One of the defining characteristics of Americans used to be that, whatever our circumstances, almost all of us expected that our children and grandchildren would be better off than we are.
This is no longer true. And a Pew Research survey indicates that people in other supposedly advanced nations are more pessimistic than we are.
While 62 percent of Americans expect the next generation to be financially worse off than their parents, this pessimistic view is held by 64 percent of Canadians, 64 percent of Germans, 74 percent of the British, 76 percent of Japanese and 90 percent of the French.

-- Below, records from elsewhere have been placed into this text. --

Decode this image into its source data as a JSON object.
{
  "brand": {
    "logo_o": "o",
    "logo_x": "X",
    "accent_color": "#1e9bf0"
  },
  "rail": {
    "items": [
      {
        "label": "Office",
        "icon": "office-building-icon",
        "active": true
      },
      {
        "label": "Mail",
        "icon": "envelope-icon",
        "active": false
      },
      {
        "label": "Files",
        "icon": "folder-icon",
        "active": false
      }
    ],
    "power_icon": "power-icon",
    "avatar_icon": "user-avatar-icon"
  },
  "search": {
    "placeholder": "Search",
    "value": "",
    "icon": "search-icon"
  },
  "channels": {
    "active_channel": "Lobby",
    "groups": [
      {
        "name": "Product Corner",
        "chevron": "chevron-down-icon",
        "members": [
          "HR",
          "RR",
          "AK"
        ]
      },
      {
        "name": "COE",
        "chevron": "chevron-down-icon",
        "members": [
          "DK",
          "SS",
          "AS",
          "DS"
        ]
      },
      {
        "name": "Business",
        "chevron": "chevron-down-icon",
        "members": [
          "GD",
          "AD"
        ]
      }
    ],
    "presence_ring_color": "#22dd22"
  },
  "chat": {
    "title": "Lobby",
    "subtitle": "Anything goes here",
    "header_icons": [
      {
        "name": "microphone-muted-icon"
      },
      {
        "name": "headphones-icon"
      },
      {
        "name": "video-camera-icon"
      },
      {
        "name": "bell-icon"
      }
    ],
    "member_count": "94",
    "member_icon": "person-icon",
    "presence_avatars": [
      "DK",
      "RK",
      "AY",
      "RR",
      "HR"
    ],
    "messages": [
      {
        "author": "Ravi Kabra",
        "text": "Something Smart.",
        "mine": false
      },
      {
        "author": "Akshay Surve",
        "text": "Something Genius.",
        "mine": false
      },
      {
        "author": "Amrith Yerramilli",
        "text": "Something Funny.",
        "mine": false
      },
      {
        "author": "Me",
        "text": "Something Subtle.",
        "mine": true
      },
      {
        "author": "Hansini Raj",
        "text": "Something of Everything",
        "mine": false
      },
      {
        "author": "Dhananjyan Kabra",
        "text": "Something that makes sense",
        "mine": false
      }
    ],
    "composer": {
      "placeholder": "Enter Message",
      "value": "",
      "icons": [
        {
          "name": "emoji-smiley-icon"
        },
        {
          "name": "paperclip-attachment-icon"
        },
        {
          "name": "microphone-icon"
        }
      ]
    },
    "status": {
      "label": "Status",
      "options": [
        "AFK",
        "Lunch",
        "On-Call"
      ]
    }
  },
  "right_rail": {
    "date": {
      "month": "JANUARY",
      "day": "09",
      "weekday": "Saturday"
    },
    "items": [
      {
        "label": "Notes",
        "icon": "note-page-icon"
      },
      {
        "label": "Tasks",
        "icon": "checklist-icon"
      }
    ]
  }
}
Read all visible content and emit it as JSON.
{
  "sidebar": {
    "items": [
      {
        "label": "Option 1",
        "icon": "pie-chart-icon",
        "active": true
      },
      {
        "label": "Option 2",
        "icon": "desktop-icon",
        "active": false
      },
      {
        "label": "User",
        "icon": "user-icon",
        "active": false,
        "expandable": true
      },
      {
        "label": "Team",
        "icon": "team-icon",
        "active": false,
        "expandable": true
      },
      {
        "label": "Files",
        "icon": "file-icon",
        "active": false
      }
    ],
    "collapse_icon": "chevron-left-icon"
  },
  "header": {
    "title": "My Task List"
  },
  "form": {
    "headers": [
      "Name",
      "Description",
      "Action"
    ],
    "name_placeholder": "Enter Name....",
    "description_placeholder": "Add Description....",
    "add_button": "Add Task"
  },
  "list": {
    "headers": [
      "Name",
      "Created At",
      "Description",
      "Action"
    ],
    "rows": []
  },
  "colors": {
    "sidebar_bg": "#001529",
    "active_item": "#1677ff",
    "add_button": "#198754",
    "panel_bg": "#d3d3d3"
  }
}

The most optimistic nations in the world are China, where 82 percent of those surveyed said they expect a better future, and Brazil, where 79 percent are hopeful (see below). Among European countries, the least pessimistic was Russia.
I think survey results in China or any other dictatorship have to be taken with a certain amount of skepticism, but, even so, I am astonished at the differences among countries.
Hat tip to Barry Ritholtz’s The Big Picture.